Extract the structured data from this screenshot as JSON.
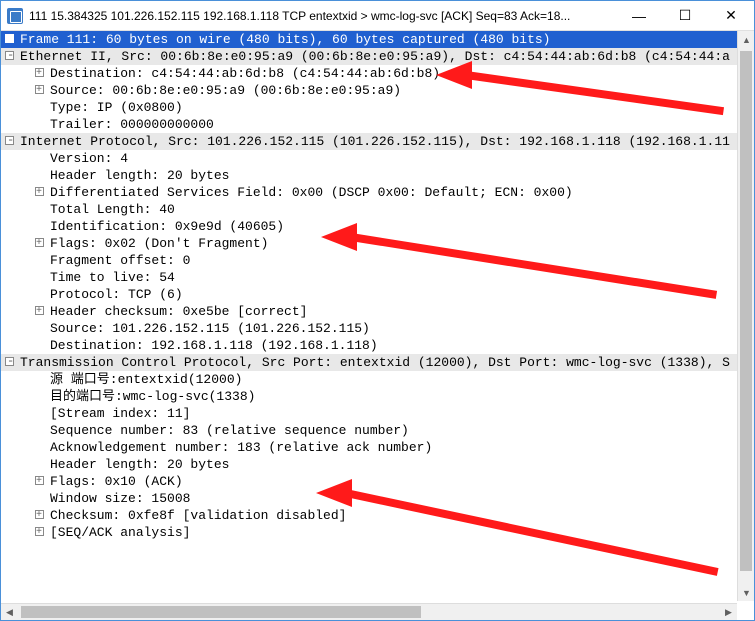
{
  "window": {
    "title": "111 15.384325 101.226.152.115 192.168.1.118 TCP entextxid > wmc-log-svc [ACK] Seq=83 Ack=18..."
  },
  "frame": {
    "summary": "Frame 111: 60 bytes on wire (480 bits), 60 bytes captured (480 bits)"
  },
  "ethernet": {
    "summary": "Ethernet II, Src: 00:6b:8e:e0:95:a9 (00:6b:8e:e0:95:a9), Dst: c4:54:44:ab:6d:b8 (c4:54:44:a",
    "destination": "Destination: c4:54:44:ab:6d:b8 (c4:54:44:ab:6d:b8)",
    "source": "Source: 00:6b:8e:e0:95:a9 (00:6b:8e:e0:95:a9)",
    "type": "Type: IP (0x0800)",
    "trailer": "Trailer: 000000000000"
  },
  "ip": {
    "summary": "Internet Protocol, Src: 101.226.152.115 (101.226.152.115), Dst: 192.168.1.118 (192.168.1.11",
    "version": "Version: 4",
    "header_length": "Header length: 20 bytes",
    "dsf": "Differentiated Services Field: 0x00 (DSCP 0x00: Default; ECN: 0x00)",
    "total_length": "Total Length: 40",
    "identification": "Identification: 0x9e9d (40605)",
    "flags": "Flags: 0x02 (Don't Fragment)",
    "fragment_offset": "Fragment offset: 0",
    "ttl": "Time to live: 54",
    "protocol": "Protocol: TCP (6)",
    "checksum": "Header checksum: 0xe5be [correct]",
    "source": "Source: 101.226.152.115 (101.226.152.115)",
    "destination": "Destination: 192.168.1.118 (192.168.1.118)"
  },
  "tcp": {
    "summary": "Transmission Control Protocol, Src Port: entextxid (12000), Dst Port: wmc-log-svc (1338), S",
    "src_port": "源  端口号:entextxid(12000)",
    "dst_port": "目的端口号:wmc-log-svc(1338)",
    "stream": "[Stream index: 11]",
    "seq": "Sequence number: 83    (relative sequence number)",
    "ack": "Acknowledgement number: 183    (relative ack number)",
    "header_length": "Header length: 20 bytes",
    "flags": "Flags: 0x10 (ACK)",
    "window": "Window size: 15008",
    "checksum": "Checksum: 0xfe8f [validation disabled]",
    "seq_ack": "[SEQ/ACK analysis]"
  }
}
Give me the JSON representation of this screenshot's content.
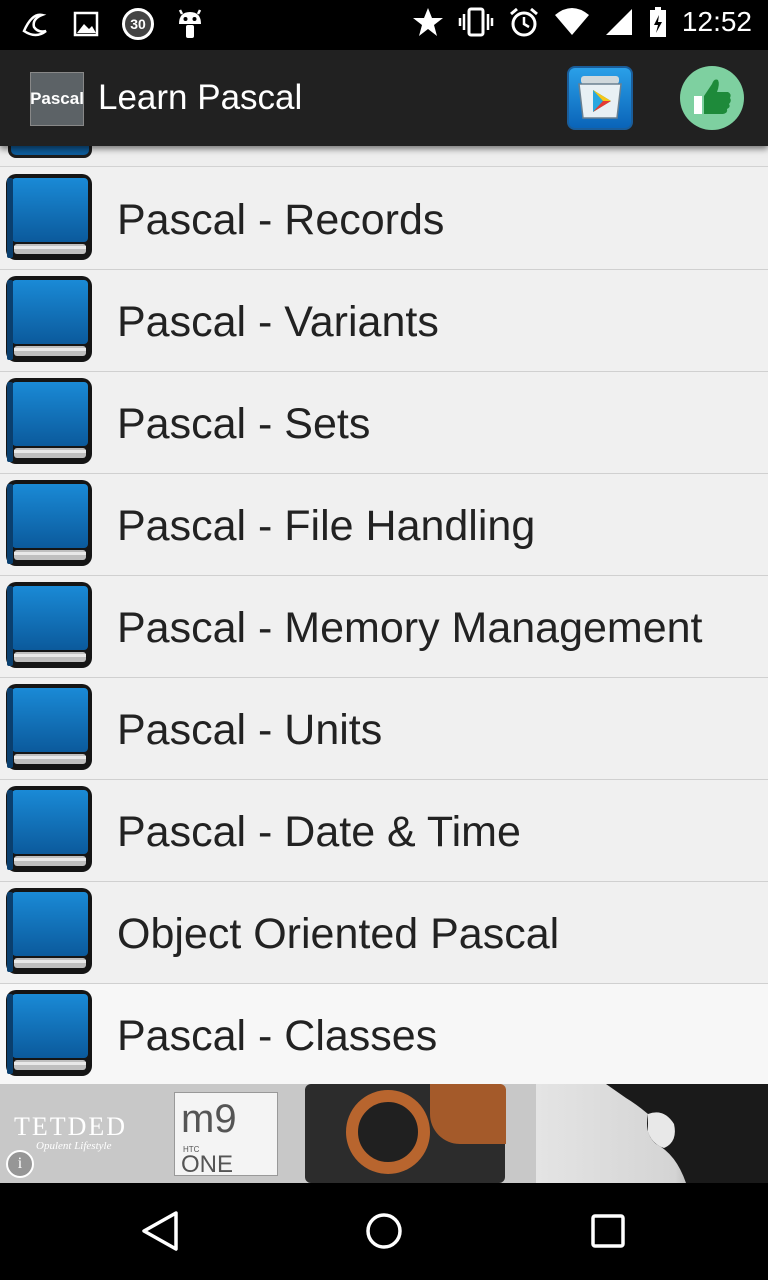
{
  "status_bar": {
    "time": "12:52",
    "notification_badge": "30",
    "left_icons": [
      "weather-icon",
      "image-icon",
      "counter-badge-icon",
      "android-icon"
    ],
    "right_icons": [
      "star-icon",
      "vibrate-icon",
      "alarm-icon",
      "wifi-icon",
      "signal-icon",
      "battery-icon"
    ]
  },
  "toolbar": {
    "logo_text": "Pascal",
    "title": "Learn Pascal",
    "actions": [
      "play-store-icon",
      "thumbs-up-icon"
    ]
  },
  "list": {
    "items": [
      {
        "label": "Pascal - Records"
      },
      {
        "label": "Pascal - Variants"
      },
      {
        "label": "Pascal - Sets"
      },
      {
        "label": "Pascal - File Handling"
      },
      {
        "label": "Pascal - Memory Management"
      },
      {
        "label": "Pascal - Units"
      },
      {
        "label": "Pascal - Date & Time"
      },
      {
        "label": "Object Oriented Pascal"
      },
      {
        "label": "Pascal - Classes"
      }
    ]
  },
  "ad": {
    "brand": "TETDED",
    "tagline": "Opulent Lifestyle",
    "product_model": "m9",
    "product_maker": "HTC",
    "product_line": "ONE",
    "info_symbol": "i"
  },
  "colors": {
    "toolbar_bg": "#212121",
    "list_bg": "#f0f0f0",
    "book_blue": "#0e6fb8",
    "like_green": "#7ed0a0"
  }
}
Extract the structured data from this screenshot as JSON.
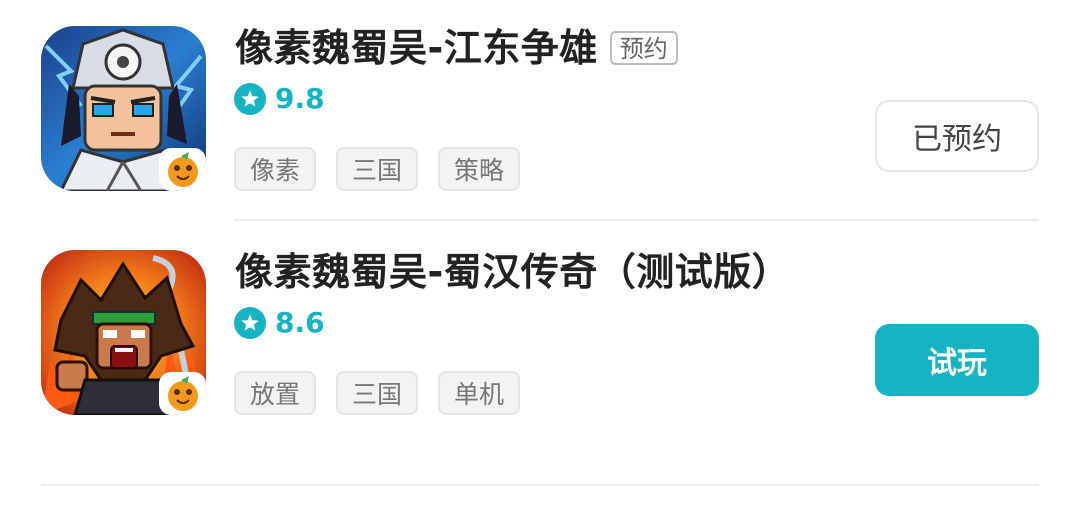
{
  "games": [
    {
      "title": "像素魏蜀吴-江东争雄",
      "badge": "预约",
      "rating": "9.8",
      "tags": [
        "像素",
        "三国",
        "策略"
      ],
      "action_label": "已预约"
    },
    {
      "title": "像素魏蜀吴-蜀汉传奇（测试版）",
      "rating": "8.6",
      "tags": [
        "放置",
        "三国",
        "单机"
      ],
      "action_label": "试玩"
    }
  ],
  "colors": {
    "accent": "#16b3c3",
    "title_text": "#222222",
    "tag_text": "#777777",
    "tag_bg": "#f3f3f3"
  },
  "icons": {
    "rating": "star-icon",
    "store_badge": "orange-icon"
  }
}
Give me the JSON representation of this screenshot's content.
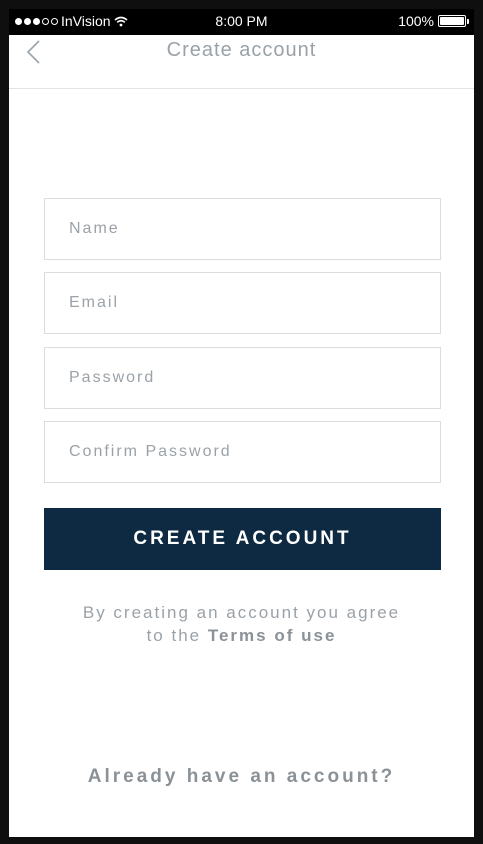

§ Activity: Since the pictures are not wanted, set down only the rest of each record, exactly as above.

§ Reply to the exercise:
Extract the structured data from this screenshot as JSON.
{
  "window": {
    "title": "111 15.384325 101.226.152.115 192.168.1.118 TCP entextxid > wmc-log-svc [ACK] Seq=83 Ack=18..."
  },
  "frame": {
    "summary": "Frame 111: 60 bytes on wire (480 bits), 60 bytes captured (480 bits)"
  },
  "ethernet": {
    "summary": "Ethernet II, Src: 00:6b:8e:e0:95:a9 (00:6b:8e:e0:95:a9), Dst: c4:54:44:ab:6d:b8 (c4:54:44:a",
    "destination": "Destination: c4:54:44:ab:6d:b8 (c4:54:44:ab:6d:b8)",
    "source": "Source: 00:6b:8e:e0:95:a9 (00:6b:8e:e0:95:a9)",
    "type": "Type: IP (0x0800)",
    "trailer": "Trailer: 000000000000"
  },
  "ip": {
    "summary": "Internet Protocol, Src: 101.226.152.115 (101.226.152.115), Dst: 192.168.1.118 (192.168.1.11",
    "version": "Version: 4",
    "header_length": "Header length: 20 bytes",
    "dsf": "Differentiated Services Field: 0x00 (DSCP 0x00: Default; ECN: 0x00)",
    "total_length": "Total Length: 40",
    "identification": "Identification: 0x9e9d (40605)",
    "flags": "Flags: 0x02 (Don't Fragment)",
    "fragment_offset": "Fragment offset: 0",
    "ttl": "Time to live: 54",
    "protocol": "Protocol: TCP (6)",
    "checksum": "Header checksum: 0xe5be [correct]",
    "source": "Source: 101.226.152.115 (101.226.152.115)",
    "destination": "Destination: 192.168.1.118 (192.168.1.118)"
  },
  "tcp": {
    "summary": "Transmission Control Protocol, Src Port: entextxid (12000), Dst Port: wmc-log-svc (1338), S",
    "src_port": "源  端口号:entextxid(12000)",
    "dst_port": "目的端口号:wmc-log-svc(1338)",
    "stream": "[Stream index: 11]",
    "seq": "Sequence number: 83    (relative sequence number)",
    "ack": "Acknowledgement number: 183    (relative ack number)",
    "header_length": "Header length: 20 bytes",
    "flags": "Flags: 0x10 (ACK)",
    "window": "Window size: 15008",
    "checksum": "Checksum: 0xfe8f [validation disabled]",
    "seq_ack": "[SEQ/ACK analysis]"
  }
}
Give me the JSON representation of this screenshot's content.
{
  "status_bar": {
    "time": "12:52",
    "notification_badge": "30",
    "left_icons": [
      "weather-icon",
      "image-icon",
      "counter-badge-icon",
      "android-icon"
    ],
    "right_icons": [
      "star-icon",
      "vibrate-icon",
      "alarm-icon",
      "wifi-icon",
      "signal-icon",
      "battery-icon"
    ]
  },
  "toolbar": {
    "logo_text": "Pascal",
    "title": "Learn Pascal",
    "actions": [
      "play-store-icon",
      "thumbs-up-icon"
    ]
  },
  "list": {
    "items": [
      {
        "label": "Pascal - Records"
      },
      {
        "label": "Pascal - Variants"
      },
      {
        "label": "Pascal - Sets"
      },
      {
        "label": "Pascal - File Handling"
      },
      {
        "label": "Pascal - Memory Management"
      },
      {
        "label": "Pascal - Units"
      },
      {
        "label": "Pascal - Date & Time"
      },
      {
        "label": "Object Oriented Pascal"
      },
      {
        "label": "Pascal - Classes"
      }
    ]
  },
  "ad": {
    "brand": "TETDED",
    "tagline": "Opulent Lifestyle",
    "product_model": "m9",
    "product_maker": "HTC",
    "product_line": "ONE",
    "info_symbol": "i"
  },
  "colors": {
    "toolbar_bg": "#212121",
    "list_bg": "#f0f0f0",
    "book_blue": "#0e6fb8",
    "like_green": "#7ed0a0"
  }
}
Extract the structured data from this screenshot as JSON.
{
  "games": [
    {
      "title": "像素魏蜀吴-江东争雄",
      "badge": "预约",
      "rating": "9.8",
      "tags": [
        "像素",
        "三国",
        "策略"
      ],
      "action_label": "已预约"
    },
    {
      "title": "像素魏蜀吴-蜀汉传奇（测试版）",
      "rating": "8.6",
      "tags": [
        "放置",
        "三国",
        "单机"
      ],
      "action_label": "试玩"
    }
  ],
  "colors": {
    "accent": "#16b3c3",
    "title_text": "#222222",
    "tag_text": "#777777",
    "tag_bg": "#f3f3f3"
  },
  "icons": {
    "rating": "star-icon",
    "store_badge": "orange-icon"
  }
}
Give me the JSON representation of this screenshot's content.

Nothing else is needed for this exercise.